Waiting is the first word that comes to mind in the period after mailing in grad school applications. Three or four months of silence will try your patience. However, getting that email, seeing the change of status on a website, or opening that letter is a moment you will never forget. Like seeing that fish take your fly, it makes your stomach turn, hair stand up, and breathing stop. Once you get letters of acceptance a strange courting dance begins. They deem you worthy, but you need to make sure you take the best offer for you.
The three factors big to consider are funding, placement rate, and geography – in no particular order. For funding, there is more to it than the Benjamins. Find out the expectations for funding. Will you be a teaching assistant or research assistant? Does the offer include health insurance? How many years are guaranteed? Big money with no health insurance or no guarantees beyond one year makes the number on your monthly paycheck secondary. The programs placement rate is a question that you need to ask on a campus visit or in an email. While writing weekly book reviews, being purified by the fires of comprehensive exams, and writing your dissertation are all good and fun, you need a job at the end of the rainbow. Where graduates are getting placed also matters. Check each programs website to see the list of recent graduates and the types of schools their recent Ph.D.’s received. Finally, where the school is located matters. A twenty thousand dollar per year stipend goes a long way in Waco, Texas or Columbia, Missouri, but not as much in Los Angeles, New York, or Chicago. Depending on the length of your program, living in a place you enjoy is more important than you may initially think. Graduate school is not a hellish existence, but it pushes your boundaries and not just academically. Because of this, you don’t need the extra stress of hating where you live. In the end, no matter the quality of the offer or the enthusiasm a program shows in recruiting you, all that matters is that you have one on the hook.
Every fall since I mailed in my applications, anxiety still sets in. I recall checking my email constantly, running to the mailbox, and losing sleep at night. In these dark days remember that every graduate student and professor went through the same process. They were nervous. They got rejected. They all survived. But like fly fishing, all you can do is throw out your fly. Sometimes you make the perfect cast and nothing happens. Other times you clumsily get your fly out and land a monster. As much time as you put into the preparation and even when you place the fly in just the right spot, you can’t make the fish bite. And that is the honest truth about applying to graduate school.

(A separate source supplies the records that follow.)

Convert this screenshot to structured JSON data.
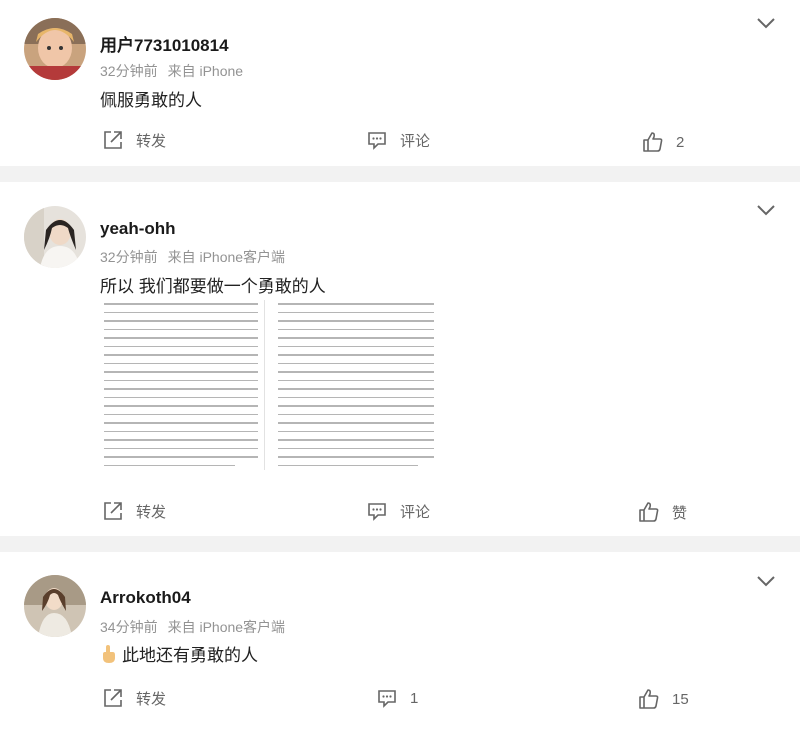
{
  "posts": [
    {
      "username": "用户7731010814",
      "time": "32分钟前",
      "source": "来自 iPhone",
      "text": "佩服勇敢的人",
      "actions": {
        "share": "转发",
        "comment": "评论",
        "like": "2"
      }
    },
    {
      "username": "yeah-ohh",
      "time": "32分钟前",
      "source": "来自 iPhone客户端",
      "text": "所以 我们都要做一个勇敢的人",
      "actions": {
        "share": "转发",
        "comment": "评论",
        "like": "赞"
      }
    },
    {
      "username": "Arrokoth04",
      "time": "34分钟前",
      "source": "来自 iPhone客户端",
      "text": "此地还有勇敢的人",
      "actions": {
        "share": "转发",
        "comment": "1",
        "like": "15"
      }
    }
  ],
  "icons": {
    "expand": "chevron-down-icon",
    "share": "share-icon",
    "comment": "comment-icon",
    "like": "thumb-up-icon"
  },
  "colors": {
    "page_bg": "#f2f2f2",
    "card_bg": "#ffffff",
    "meta": "#939393",
    "action": "#666666"
  }
}
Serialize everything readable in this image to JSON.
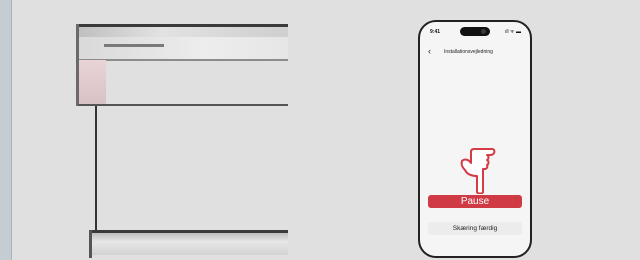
{
  "phone": {
    "status_time": "9:41",
    "status_icons": "ıll ᯤ ▬",
    "title": "Installationsvejledning",
    "back_icon": "chevron-left-icon",
    "pause_label": "Pause",
    "done_label": "Skæring færdig",
    "pointer_icon": "pointing-hand-icon"
  },
  "colors": {
    "accent": "#cf3a44",
    "secondary_button": "#ececec",
    "background": "#e0e0e0"
  }
}
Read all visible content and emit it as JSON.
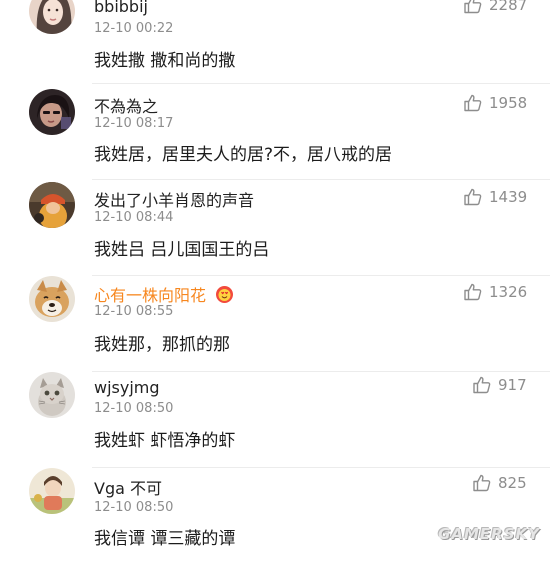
{
  "comments": [
    {
      "username": "bbibbij",
      "time": "12-10 00:22",
      "text": "我姓撒 撒和尚的撒",
      "likes": "2287",
      "avatar": "avatar-woman-portrait"
    },
    {
      "username": "不為為之",
      "time": "12-10 08:17",
      "text": "我姓居，居里夫人的居?不，居八戒的居",
      "likes": "1958",
      "avatar": "avatar-dark-portrait"
    },
    {
      "username": "发出了小羊肖恩的声音",
      "time": "12-10 08:44",
      "text": "我姓吕 吕儿国国王的吕",
      "likes": "1439",
      "avatar": "avatar-orange-hat"
    },
    {
      "username": "心有一株向阳花",
      "time": "12-10 08:55",
      "text": "我姓那，那抓的那",
      "likes": "1326",
      "avatar": "avatar-shiba-dog",
      "vip": true
    },
    {
      "username": "wjsyjmg",
      "time": "12-10 08:50",
      "text": "我姓虾 虾悟净的虾",
      "likes": "917",
      "avatar": "avatar-cat"
    },
    {
      "username": "Vga 不可",
      "time": "12-10 08:50",
      "text": "我信谭 谭三藏的谭",
      "likes": "825",
      "avatar": "avatar-illustration"
    }
  ],
  "watermark": "GAMERSKY",
  "colors": {
    "vip_name": "#f7871f",
    "meta_gray": "#8d8d8d",
    "badge_red": "#f24a3c"
  }
}
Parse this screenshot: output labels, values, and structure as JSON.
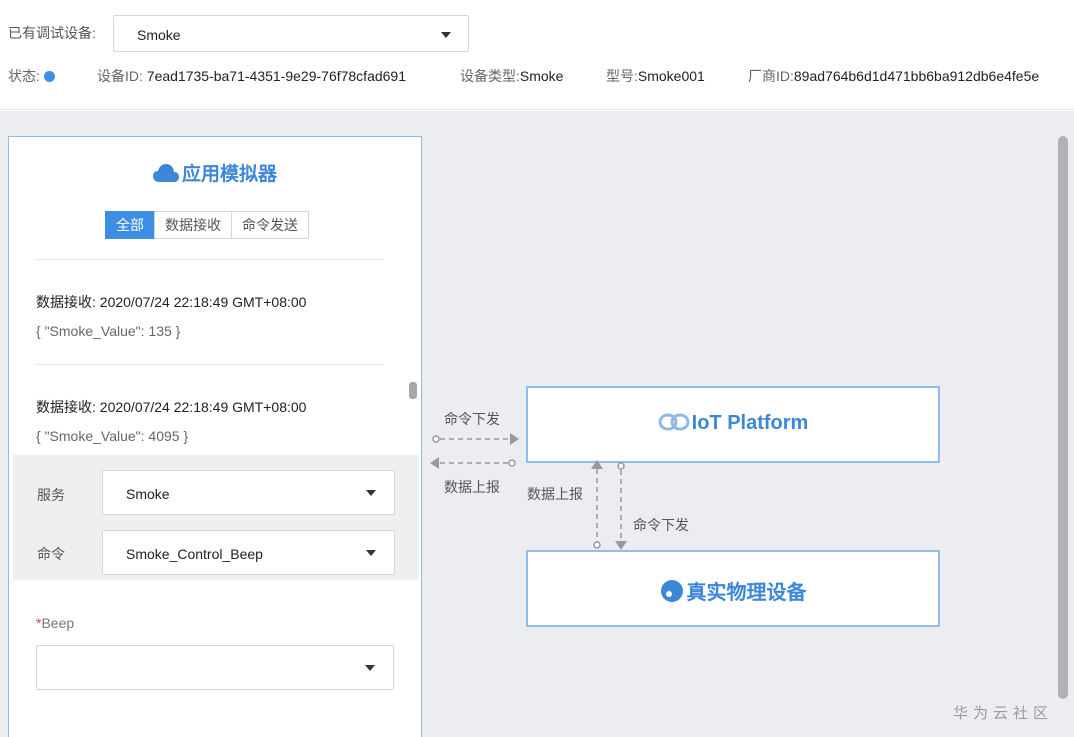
{
  "header": {
    "device_label": "已有调试设备:",
    "device_selected": "Smoke",
    "status_label": "状态:",
    "device_id_label": "设备ID:",
    "device_id": "7ead1735-ba71-4351-9e29-76f78cfad691",
    "device_type_label": "设备类型:",
    "device_type": "Smoke",
    "model_label": "型号:",
    "model": "Smoke001",
    "vendor_label": "厂商ID:",
    "vendor_id": "89ad764b6d1d471bb6ba912db6e4fe5e",
    "status_color": "#3b8ee6"
  },
  "simulator": {
    "title": "应用模拟器",
    "tabs": [
      {
        "label": "全部",
        "active": true
      },
      {
        "label": "数据接收",
        "active": false
      },
      {
        "label": "命令发送",
        "active": false
      }
    ],
    "log": [
      {
        "label": "数据接收",
        "time": ": 2020/07/24 22:18:49 GMT+08:00",
        "payload": "{ \"Smoke_Value\": 135 }"
      },
      {
        "label": "数据接收",
        "time": ": 2020/07/24 22:18:49 GMT+08:00",
        "payload": "{ \"Smoke_Value\": 4095 }"
      }
    ],
    "service_label": "服务",
    "service_value": "Smoke",
    "command_label": "命令",
    "command_value": "Smoke_Control_Beep",
    "beep_required": "*",
    "beep_label": "Beep",
    "beep_value": ""
  },
  "diagram": {
    "platform_label": "IoT Platform",
    "device_label": "真实物理设备",
    "cmd_down_top": "命令下发",
    "data_up_top": "数据上报",
    "data_up_side": "数据上报",
    "cmd_down_side": "命令下发"
  },
  "watermark": "华为云社区",
  "colors": {
    "accent": "#3d87d8",
    "border": "#90bdea",
    "tab_active": "#3d8de3"
  }
}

Have any questions about applying to graduate programs or want examples of application materials email me at email@example.com. If you have any advice for hopeful applicants please share them in the comments. And no, your horror stories are not welcome.